We are each our own personal banking institution. Money, with a face value determined by the Treasury, enters our vaults where that value may then be subject to change. Money can be funny; quantity and value often enjoy an inverse relationship. If funds are low, it can feel like every dollar counts. As wealth increases, it can become easier to make larger purchases, leave significant tips, and part with greater amounts of cash without much thought. When an increase in wealth is sudden those behaviors can amplify, reducing once-impressive sums down to nothing – faster than many may think possible.

A large amount of money has a strange way of feeling infinite. Received all at once, a sudden windfall can easily overwhelm anyone, even seasoned investors. The shock can be especially severe when the amount far exceeds that for typical annual income. The thought of sudden wealth is an attractive one indeed, but it can also be a test – a test not everyone is fortunate enough to pass. We all say it wouldn’t happen to us but an inheritance, lottery winnings, or bonus can dry up fast. Very fast. Sound hard to believe? Ask the countless lottery winners now living destitute, cursing themselves for winning money in the first place.

A sudden windfall of wealth should be a dream come true, not a waking nightmare. An inheritance or other significant boost in wealth can be a chance to pursue personal goals, create a legacy, and live the life you want to live. It could also be the chance to learn a hard lesson about money and its finite nature. A wealth of time for reflecting on poor decisions is no substitute for real wealth, and not one many would willingly trade for. If you’re going to receive or have already received a large sum of money, aim to keep it.

It’s All In Your Head

The Mental Accounting Technique

What Is Mental Accounting?

Mental accounting is a financial planning technique for attributing resources to imaginary bank accounts. Typically based on personal goals, these accounts help to divide large sums of money into manageable – and finite – amounts. Mental accounting also helps to associate a real opportunity cost for unplanned expenses. Mental accounting is a concept borne of the 2017 winner of the Nobel Prize in Economics, Richard Thaler. Famous for his “nudge” concept, Thaler believes our decisions (in this case decisions about money) are heavily influenced by our perception.

How Should I Use It?

Rather than viewing an inheritance, bonus, or lottery winnings as a dollar amount, try to see the potential within the wealth.  Establishing clear goals can help create and build upon the right behaviors for preserving it.  For example, if your mental account for travel is already exhausted for the month, it may be easier to decline a spontaneous road trip.  The same techniques can apply to time management.  An inheritance can lead to drastic changes in demands on your time; developing techniques to balance these and other resources can be rewarding.
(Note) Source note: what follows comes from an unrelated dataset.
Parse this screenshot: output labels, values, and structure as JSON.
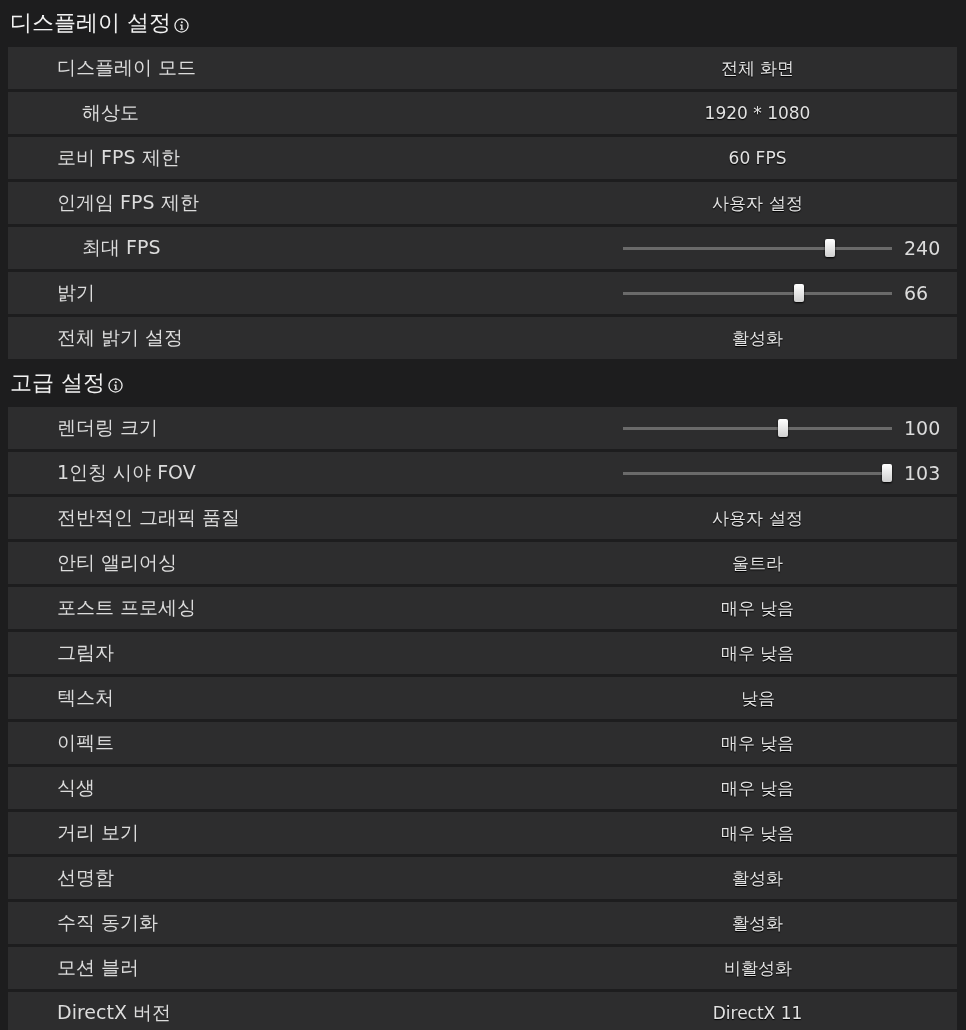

Those receiving inheritances, bonuses, or other large sums are placed at heightened risk far spending far too much, far too fast

Perception of wealth can be influenced by other factors as well. The value of ‘earned money’ versus ‘inherited/gifted money’ may be a matter of opinion, but the phrase “drive it like a rental” probably exists for a reason. There’s a tendency to place a higher value on items and experiences truly earned, and a diminished value on those given. Compounded with a tendency to view large sums of money as limitless pools of cash and those receiving inheritances, bonuses, or other large sums are placed at heightened risk for spending far too much, far too fast.

Protect Your MOney From Yourself

Forming A Plan

Where to begin? The good news is if you’re reading this article, you’re likely already thinking about preserving your sudden wealth. Battle the urges to go shopping and keep news of your success to yourself – most definitely keep it off social media. It is remarkable how many friends, relatives, and others can come looking for a loan, gift, or investment following news of your windfall. Start opening the checkbook and you could be investing in your own ruin. Unchecked generosity can lead to empty bank accounts – both mental and tangible – for little to no reward. Look instead toward building on your own future.

The size and makeup of your sudden wealth can impact your options but even a modest amount can offer benefits for years to come. Rather than viewing wealth as the “great intangible sum”, see it for the dollars and cents it’s made from. Give your money more value with tangible goals you can pursue through intelligent application. Your brain can play tricks on you; keep your eyes on the prize with a financial plan. For more on getting the most from your inheritance or sudden financial windfall, speak to a professional. Learn what your sudden wealth can do for you, and what you can do with your sudden wealth. Contact ProsperiFi today.

The opinions voiced in this material are for general information only and are not intended to provide specific advice or recommendations for any individual. There can be no guarantee that strategies promoted will be successful.

This information is not intended to be suitable for specific individualized tax or legal advice. We suggest that you discuss your specific situation with a qualified tax or legal advisor.